Amy Lowell is a poet whom I discovered not all that long ago. If you visit your local public library and look through its collection of poetry titles, I doubt if you'll find much, if anything, by Lowell. If she once had a following, it's all but faded away. Still, I like what I've read and I'm on the lookout for more.
The Gutenberg Project is a good place to find her work since much of it was published prior to 1923 and is now in the public domain. I have mentioned the Gutenberg Project on several occasions, most recently in December.
This poem, so perfect for this time of year in New Hampshire, is from A Dome of Many-Coloured Glass, originally published in 1912.
Blue through the window burns the twilight;
Heavy, through trees, blows the warm south wind.
Glistening, against the chill, gray sky light,
Wet, black branches are barred and entwined.
Sodden and spongy, the scarce-green grass plot
Dents into pools where a foot has been.
Puddles lie spilt in the road a mass, not
Of water, but steel, with its cold, hard sheen.
Faint fades the fire on the hearth, its embers
Scattering wide at a stronger gust.
Above, the old weathercock groans, but remembers
Creaking, to turn, in its centuried rust.
Dying, forlorn, in dreary sorrow,
Wrapping the mists round her withering form,
Day sinks down; and in darkness to-morrow
Travails to birth in the womb of the storm.

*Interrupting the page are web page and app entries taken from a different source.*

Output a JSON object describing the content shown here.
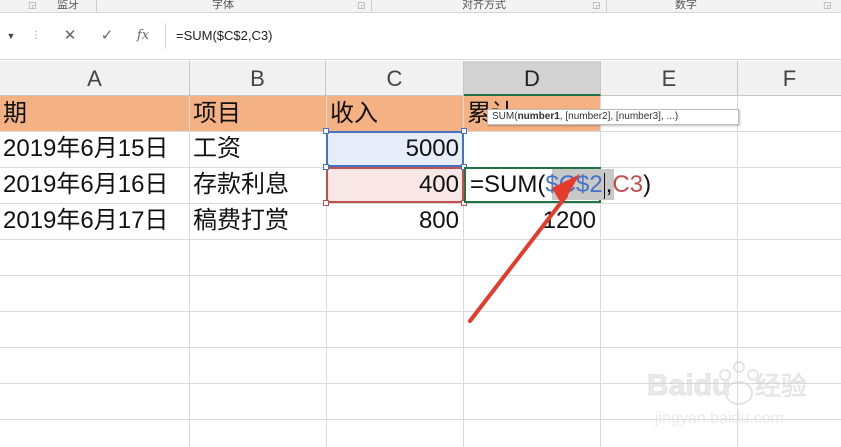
{
  "ribbon": {
    "groups": [
      "监牙",
      "字体",
      "对齐方式",
      "数字"
    ]
  },
  "formula_bar": {
    "cancel_symbol": "✕",
    "enter_symbol": "✓",
    "fx_symbol": "fx",
    "formula": "=SUM($C$2,C3)"
  },
  "columns": [
    "A",
    "B",
    "C",
    "D",
    "E",
    "F"
  ],
  "table": {
    "headers": [
      "期",
      "项目",
      "收入",
      "累计"
    ],
    "rows": [
      {
        "date": "2019年6月15日",
        "item": "工资",
        "income": "5000",
        "total": ""
      },
      {
        "date": "2019年6月16日",
        "item": "存款利息",
        "income": "400",
        "total": ""
      },
      {
        "date": "2019年6月17日",
        "item": "稿费打赏",
        "income": "800",
        "total": "1200"
      }
    ]
  },
  "editing": {
    "prefix": "=SUM(",
    "ref1": "$C$2",
    "comma": ",",
    "ref2": "C3",
    "suffix": ")"
  },
  "tooltip": {
    "fn": "SUM(",
    "arg1": "number1",
    "rest": ", [number2], [number3], ...)"
  },
  "watermark": {
    "brand": "Baidu",
    "suffix": "经验",
    "url": "jingyan.baidu.com"
  },
  "colors": {
    "header_fill": "#f4b183",
    "ref_blue": "#4472c4",
    "ref_red": "#c0504d",
    "active_border": "#217346",
    "arrow": "#e53b2c"
  }
}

Visit Myra at Gathering Books for this week's Poetry Friday Round-Up.
Photo by Malte Ahrens.